PROBLEM STATEMENT: Lines before the one containing "Decode this image" are excluded; reproduce that line and all lines after it in the entries below, exactly.

Data about app and page elements:
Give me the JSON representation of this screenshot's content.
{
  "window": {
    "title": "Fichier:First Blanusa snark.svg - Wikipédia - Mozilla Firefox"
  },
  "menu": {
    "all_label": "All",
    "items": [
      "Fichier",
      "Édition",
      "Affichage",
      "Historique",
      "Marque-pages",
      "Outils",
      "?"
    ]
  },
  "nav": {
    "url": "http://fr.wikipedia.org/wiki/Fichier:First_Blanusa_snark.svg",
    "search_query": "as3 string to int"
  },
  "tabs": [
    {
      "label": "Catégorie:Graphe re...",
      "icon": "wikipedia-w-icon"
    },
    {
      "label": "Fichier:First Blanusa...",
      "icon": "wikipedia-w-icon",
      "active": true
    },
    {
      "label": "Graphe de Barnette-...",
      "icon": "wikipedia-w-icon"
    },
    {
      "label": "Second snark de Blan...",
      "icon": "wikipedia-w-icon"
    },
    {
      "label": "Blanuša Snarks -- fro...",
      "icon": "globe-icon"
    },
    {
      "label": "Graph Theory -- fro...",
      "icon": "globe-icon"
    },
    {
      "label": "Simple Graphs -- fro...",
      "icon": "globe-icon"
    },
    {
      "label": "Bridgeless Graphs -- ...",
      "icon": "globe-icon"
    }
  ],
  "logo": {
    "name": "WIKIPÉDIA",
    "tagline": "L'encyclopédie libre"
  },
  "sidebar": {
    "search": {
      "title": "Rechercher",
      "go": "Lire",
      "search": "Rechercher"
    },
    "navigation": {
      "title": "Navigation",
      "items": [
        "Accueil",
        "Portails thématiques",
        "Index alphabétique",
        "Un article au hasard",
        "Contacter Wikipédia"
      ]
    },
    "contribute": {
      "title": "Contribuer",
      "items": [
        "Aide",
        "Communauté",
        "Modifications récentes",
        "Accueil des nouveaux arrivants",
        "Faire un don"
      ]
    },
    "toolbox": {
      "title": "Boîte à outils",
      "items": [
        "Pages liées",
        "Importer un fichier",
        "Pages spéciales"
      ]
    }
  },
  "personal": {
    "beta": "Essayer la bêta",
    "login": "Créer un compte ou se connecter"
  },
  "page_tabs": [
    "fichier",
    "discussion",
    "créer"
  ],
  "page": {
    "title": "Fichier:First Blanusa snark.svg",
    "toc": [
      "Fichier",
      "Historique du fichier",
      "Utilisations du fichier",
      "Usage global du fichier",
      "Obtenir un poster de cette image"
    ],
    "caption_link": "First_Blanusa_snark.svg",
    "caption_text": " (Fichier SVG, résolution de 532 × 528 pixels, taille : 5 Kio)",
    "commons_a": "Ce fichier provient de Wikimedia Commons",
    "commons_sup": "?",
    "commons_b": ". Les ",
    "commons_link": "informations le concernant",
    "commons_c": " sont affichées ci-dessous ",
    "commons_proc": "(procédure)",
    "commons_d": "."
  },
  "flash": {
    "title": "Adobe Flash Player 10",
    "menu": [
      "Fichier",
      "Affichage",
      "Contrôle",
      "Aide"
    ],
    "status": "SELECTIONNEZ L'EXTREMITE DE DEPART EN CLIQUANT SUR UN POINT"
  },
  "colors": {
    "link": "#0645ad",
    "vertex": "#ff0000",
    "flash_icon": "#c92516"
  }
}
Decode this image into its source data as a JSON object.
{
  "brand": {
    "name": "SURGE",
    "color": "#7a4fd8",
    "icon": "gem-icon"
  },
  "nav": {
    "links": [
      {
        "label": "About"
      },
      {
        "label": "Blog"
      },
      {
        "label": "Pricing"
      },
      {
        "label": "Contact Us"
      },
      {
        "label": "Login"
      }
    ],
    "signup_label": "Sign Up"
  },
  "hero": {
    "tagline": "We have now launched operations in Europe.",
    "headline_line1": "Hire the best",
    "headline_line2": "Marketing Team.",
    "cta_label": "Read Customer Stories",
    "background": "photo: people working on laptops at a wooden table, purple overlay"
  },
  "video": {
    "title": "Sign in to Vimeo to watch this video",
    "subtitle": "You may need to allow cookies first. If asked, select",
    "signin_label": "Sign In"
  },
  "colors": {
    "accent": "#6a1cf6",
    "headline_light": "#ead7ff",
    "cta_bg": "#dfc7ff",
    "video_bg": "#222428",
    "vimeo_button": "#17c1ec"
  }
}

RESULT FOR THIS TASK:
Decode this image into its source data as a JSON object.
{
  "brand": {
    "name": "SURGE",
    "color": "#7a4fd8",
    "icon": "gem-icon"
  },
  "nav": {
    "links": [
      {
        "label": "About"
      },
      {
        "label": "Blog"
      },
      {
        "label": "Pricing"
      },
      {
        "label": "Contact Us"
      },
      {
        "label": "Login"
      }
    ],
    "signup_label": "Sign Up"
  },
  "hero": {
    "tagline": "We have now launched operations in Europe.",
    "headline_line1": "Hire the best",
    "headline_line2": "Marketing Team.",
    "cta_label": "Read Customer Stories",
    "background": "photo: people working on laptops at a wooden table, purple overlay"
  },
  "video": {
    "title": "Sign in to Vimeo to watch this video",
    "subtitle": "You may need to allow cookies first. If asked, select",
    "signin_label": "Sign In"
  },
  "colors": {
    "accent": "#6a1cf6",
    "headline_light": "#ead7ff",
    "cta_bg": "#dfc7ff",
    "video_bg": "#222428",
    "vimeo_button": "#17c1ec"
  }
}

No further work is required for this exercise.